-- WORK TASK --
Answer with one number only: the count of lines below that hold the word "Podstawowe".
____
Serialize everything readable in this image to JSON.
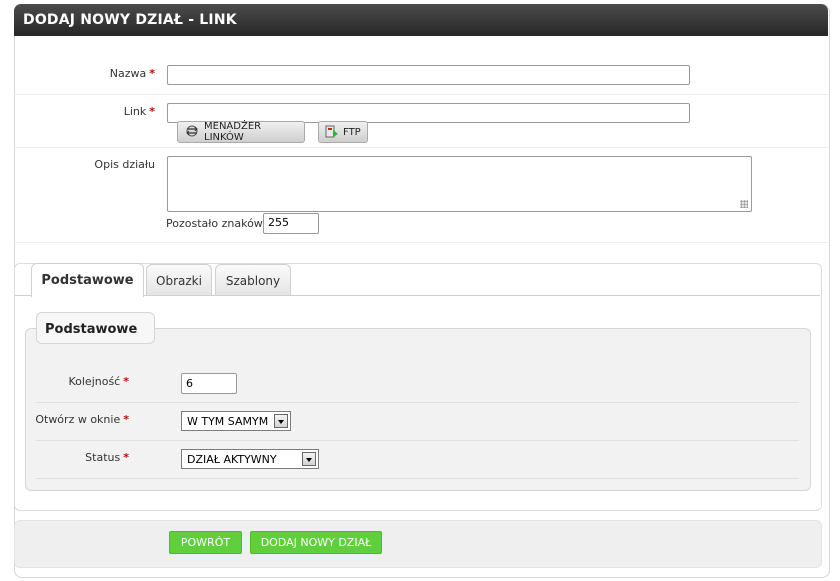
{
  "header": {
    "title": "DODAJ NOWY DZIAŁ - LINK"
  },
  "form": {
    "name_label": "Nazwa",
    "name_value": "",
    "link_label": "Link",
    "link_value": "",
    "link_manager_button": "MENADŻER LINKÓW",
    "ftp_button": "FTP",
    "description_label": "Opis działu",
    "description_value": "",
    "remaining_label": "Pozostało znaków :",
    "remaining_value": "255",
    "required_mark": "*"
  },
  "tabs": [
    {
      "label": "Podstawowe",
      "active": true
    },
    {
      "label": "Obrazki",
      "active": false
    },
    {
      "label": "Szablony",
      "active": false
    }
  ],
  "basic": {
    "legend": "Podstawowe",
    "order_label": "Kolejność",
    "order_value": "6",
    "open_label": "Otwórz w oknie",
    "open_value": "W TYM SAMYM",
    "status_label": "Status",
    "status_value": "DZIAŁ AKTYWNY"
  },
  "footer": {
    "back_button": "POWRÓT",
    "add_button": "DODAJ NOWY DZIAŁ"
  },
  "icons": {
    "link_manager": "link-manager-icon",
    "ftp": "ftp-icon"
  },
  "colors": {
    "header_bg": "#333333",
    "required": "#cc0000",
    "action_green": "#5fcf3c"
  }
}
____
-- RESULT --
2